WHAT IS REQUIRED:
Which lines below contain "Fotos"? Copy every one of them.

+++ MATERIAL FOR THE TASK

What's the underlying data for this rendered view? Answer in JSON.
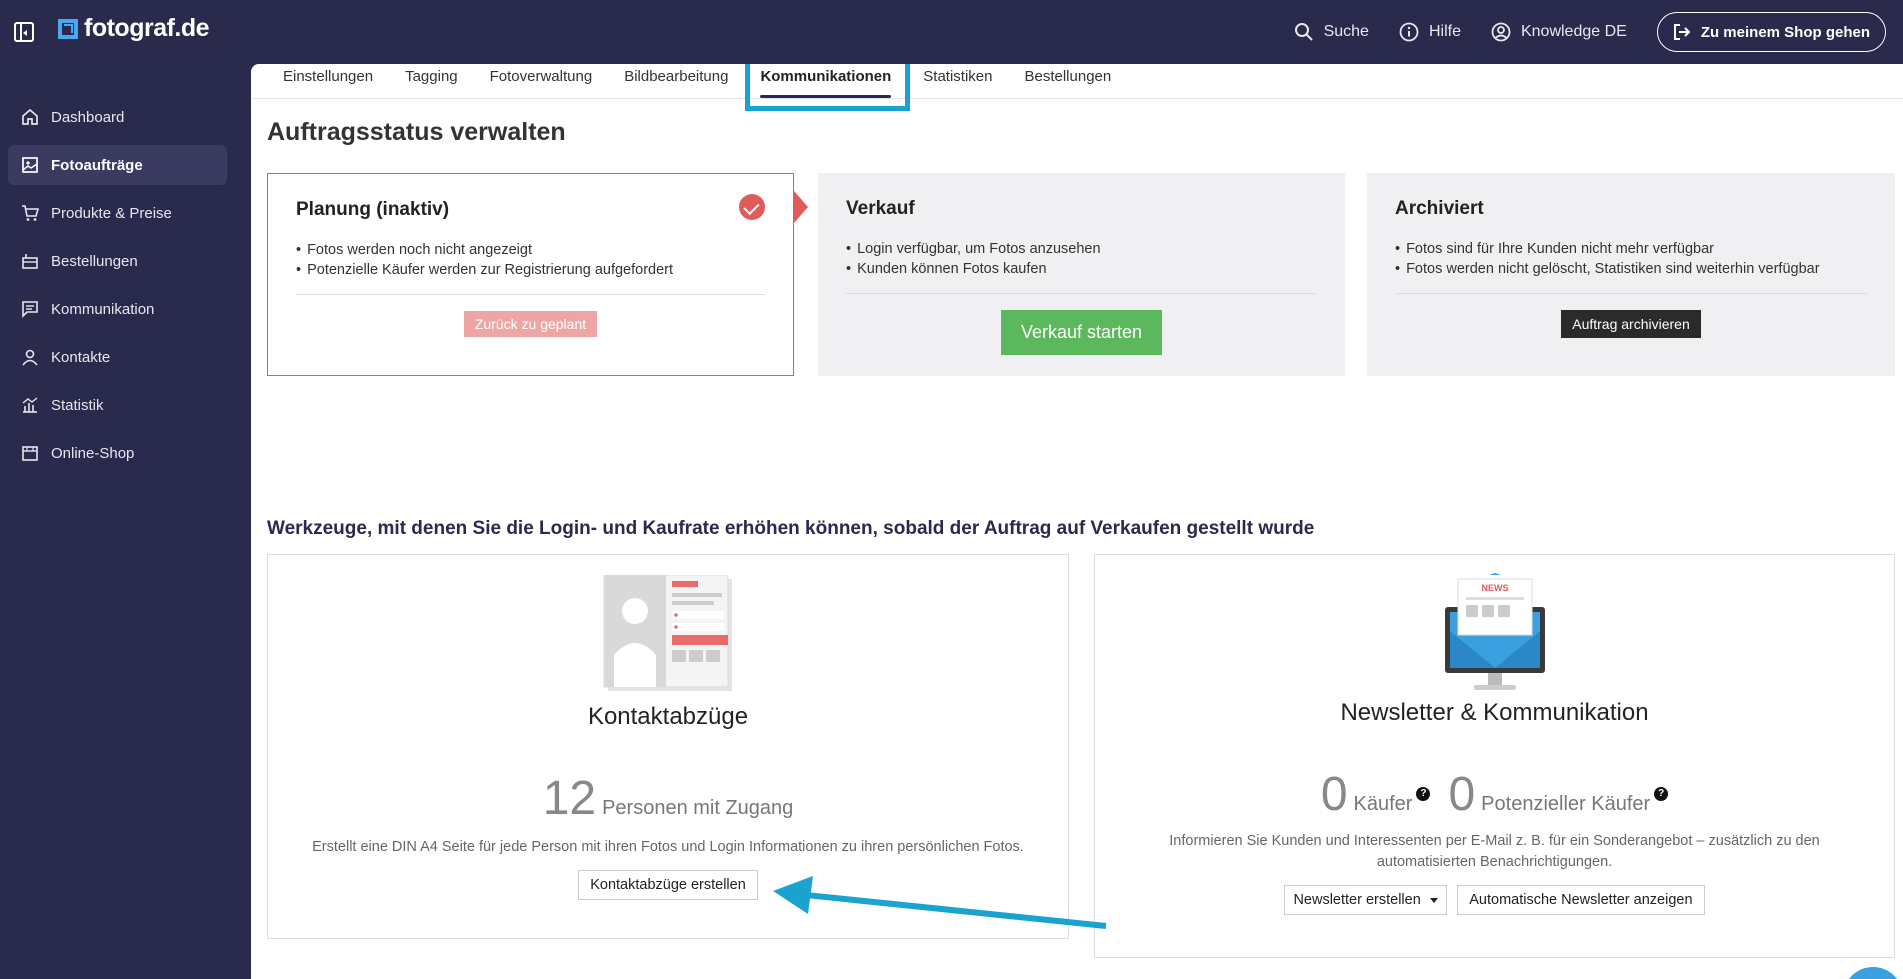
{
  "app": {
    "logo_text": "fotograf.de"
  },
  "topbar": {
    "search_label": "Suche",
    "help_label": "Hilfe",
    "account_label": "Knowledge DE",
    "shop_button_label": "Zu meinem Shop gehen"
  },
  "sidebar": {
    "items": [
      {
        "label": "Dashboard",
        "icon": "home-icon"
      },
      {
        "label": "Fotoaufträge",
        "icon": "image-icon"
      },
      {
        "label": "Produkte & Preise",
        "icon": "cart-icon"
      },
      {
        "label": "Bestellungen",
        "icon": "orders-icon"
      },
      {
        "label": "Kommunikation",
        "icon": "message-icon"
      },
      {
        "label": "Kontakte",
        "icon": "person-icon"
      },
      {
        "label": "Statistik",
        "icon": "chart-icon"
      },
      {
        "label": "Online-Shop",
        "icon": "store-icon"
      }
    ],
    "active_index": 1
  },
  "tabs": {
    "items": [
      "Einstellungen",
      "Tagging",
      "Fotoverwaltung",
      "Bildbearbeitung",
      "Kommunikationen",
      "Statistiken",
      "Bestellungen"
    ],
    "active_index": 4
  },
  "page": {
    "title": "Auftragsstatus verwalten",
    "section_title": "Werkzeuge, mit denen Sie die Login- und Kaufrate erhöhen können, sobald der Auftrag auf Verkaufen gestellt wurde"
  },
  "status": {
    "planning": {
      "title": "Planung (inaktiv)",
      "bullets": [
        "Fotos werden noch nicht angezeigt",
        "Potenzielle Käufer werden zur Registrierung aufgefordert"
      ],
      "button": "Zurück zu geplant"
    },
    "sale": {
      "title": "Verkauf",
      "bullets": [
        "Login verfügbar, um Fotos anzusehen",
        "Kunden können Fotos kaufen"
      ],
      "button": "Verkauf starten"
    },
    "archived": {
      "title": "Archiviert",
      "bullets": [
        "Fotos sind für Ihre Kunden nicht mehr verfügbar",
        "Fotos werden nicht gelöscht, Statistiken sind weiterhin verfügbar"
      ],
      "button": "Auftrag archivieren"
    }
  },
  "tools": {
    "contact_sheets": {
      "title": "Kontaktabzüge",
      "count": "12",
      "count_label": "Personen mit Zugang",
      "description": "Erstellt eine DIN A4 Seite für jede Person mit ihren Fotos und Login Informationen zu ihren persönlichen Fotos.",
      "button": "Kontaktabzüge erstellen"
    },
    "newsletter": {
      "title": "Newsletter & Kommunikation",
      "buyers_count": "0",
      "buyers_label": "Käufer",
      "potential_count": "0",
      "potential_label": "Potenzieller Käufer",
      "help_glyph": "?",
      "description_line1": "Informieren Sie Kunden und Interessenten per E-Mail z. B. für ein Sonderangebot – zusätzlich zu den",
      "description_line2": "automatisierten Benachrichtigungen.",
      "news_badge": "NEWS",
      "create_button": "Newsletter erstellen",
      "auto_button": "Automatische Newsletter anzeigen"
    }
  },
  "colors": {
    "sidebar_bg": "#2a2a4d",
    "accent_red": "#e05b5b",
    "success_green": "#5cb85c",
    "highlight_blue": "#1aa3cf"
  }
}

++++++
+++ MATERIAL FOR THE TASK

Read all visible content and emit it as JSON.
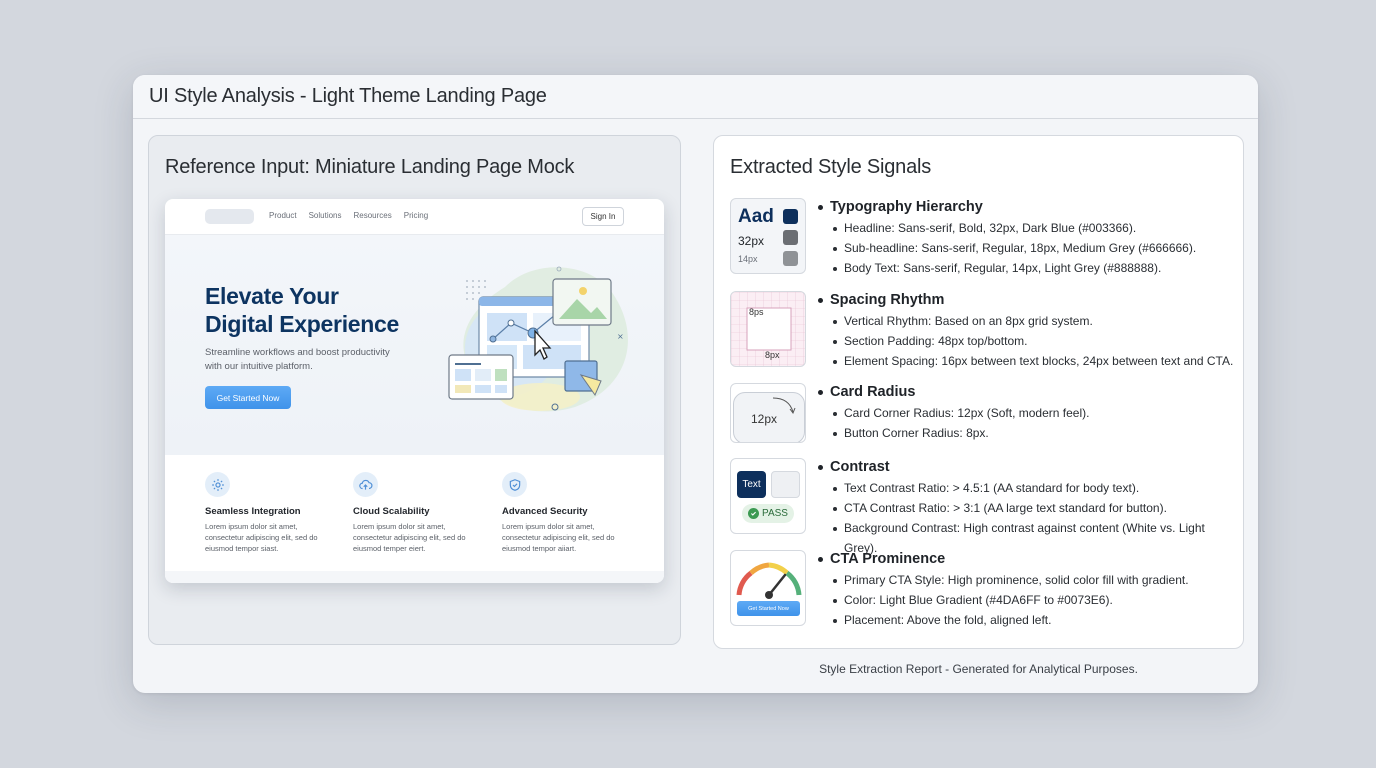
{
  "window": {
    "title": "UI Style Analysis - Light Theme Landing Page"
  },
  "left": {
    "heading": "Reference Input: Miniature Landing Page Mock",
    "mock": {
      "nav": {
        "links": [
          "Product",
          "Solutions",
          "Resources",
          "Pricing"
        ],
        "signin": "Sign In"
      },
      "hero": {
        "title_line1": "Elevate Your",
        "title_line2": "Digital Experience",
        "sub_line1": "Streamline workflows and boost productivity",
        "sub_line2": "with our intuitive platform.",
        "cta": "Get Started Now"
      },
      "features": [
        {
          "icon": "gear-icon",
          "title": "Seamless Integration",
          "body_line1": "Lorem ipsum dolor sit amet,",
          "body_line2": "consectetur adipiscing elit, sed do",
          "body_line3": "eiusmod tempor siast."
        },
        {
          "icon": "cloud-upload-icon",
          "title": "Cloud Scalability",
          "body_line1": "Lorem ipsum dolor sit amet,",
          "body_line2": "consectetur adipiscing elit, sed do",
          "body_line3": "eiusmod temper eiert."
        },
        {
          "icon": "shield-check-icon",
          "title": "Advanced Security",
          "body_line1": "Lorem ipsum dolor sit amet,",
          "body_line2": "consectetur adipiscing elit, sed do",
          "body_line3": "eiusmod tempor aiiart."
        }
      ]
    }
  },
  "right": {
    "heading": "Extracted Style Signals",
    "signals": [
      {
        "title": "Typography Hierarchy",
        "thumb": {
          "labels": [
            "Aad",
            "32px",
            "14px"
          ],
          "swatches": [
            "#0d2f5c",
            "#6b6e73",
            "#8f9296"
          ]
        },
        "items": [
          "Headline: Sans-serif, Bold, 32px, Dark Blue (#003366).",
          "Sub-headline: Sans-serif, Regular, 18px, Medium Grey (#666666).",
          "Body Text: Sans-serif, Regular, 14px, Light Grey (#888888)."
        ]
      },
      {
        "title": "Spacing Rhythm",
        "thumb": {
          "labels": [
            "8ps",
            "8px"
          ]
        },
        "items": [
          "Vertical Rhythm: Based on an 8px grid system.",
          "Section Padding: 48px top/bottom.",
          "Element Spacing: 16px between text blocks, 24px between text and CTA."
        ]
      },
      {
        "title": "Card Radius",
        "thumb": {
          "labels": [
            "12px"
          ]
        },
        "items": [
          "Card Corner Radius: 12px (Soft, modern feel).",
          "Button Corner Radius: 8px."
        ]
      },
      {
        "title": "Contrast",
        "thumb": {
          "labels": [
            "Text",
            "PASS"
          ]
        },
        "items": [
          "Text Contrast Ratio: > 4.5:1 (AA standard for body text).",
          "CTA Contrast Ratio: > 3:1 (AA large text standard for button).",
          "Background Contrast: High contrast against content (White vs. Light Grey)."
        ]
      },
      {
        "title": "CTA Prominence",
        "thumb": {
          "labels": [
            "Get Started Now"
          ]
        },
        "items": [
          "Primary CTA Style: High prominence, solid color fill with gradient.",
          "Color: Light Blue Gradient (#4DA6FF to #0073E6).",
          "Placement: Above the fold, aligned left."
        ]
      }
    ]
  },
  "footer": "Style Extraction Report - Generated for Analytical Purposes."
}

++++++

REPLY:
        "Fotos werden noch nicht angezeigt",
        "Login verfügbar, um Fotos anzusehen",
        "Kunden können Fotos kaufen"
        "Fotos sind für Ihre Kunden nicht mehr verfügbar",
        "Fotos werden nicht gelöscht, Statistiken sind weiterhin verfügbar"
      "description": "Erstellt eine DIN A4 Seite für jede Person mit ihren Fotos und Login Informationen zu ihren persönlichen Fotos.",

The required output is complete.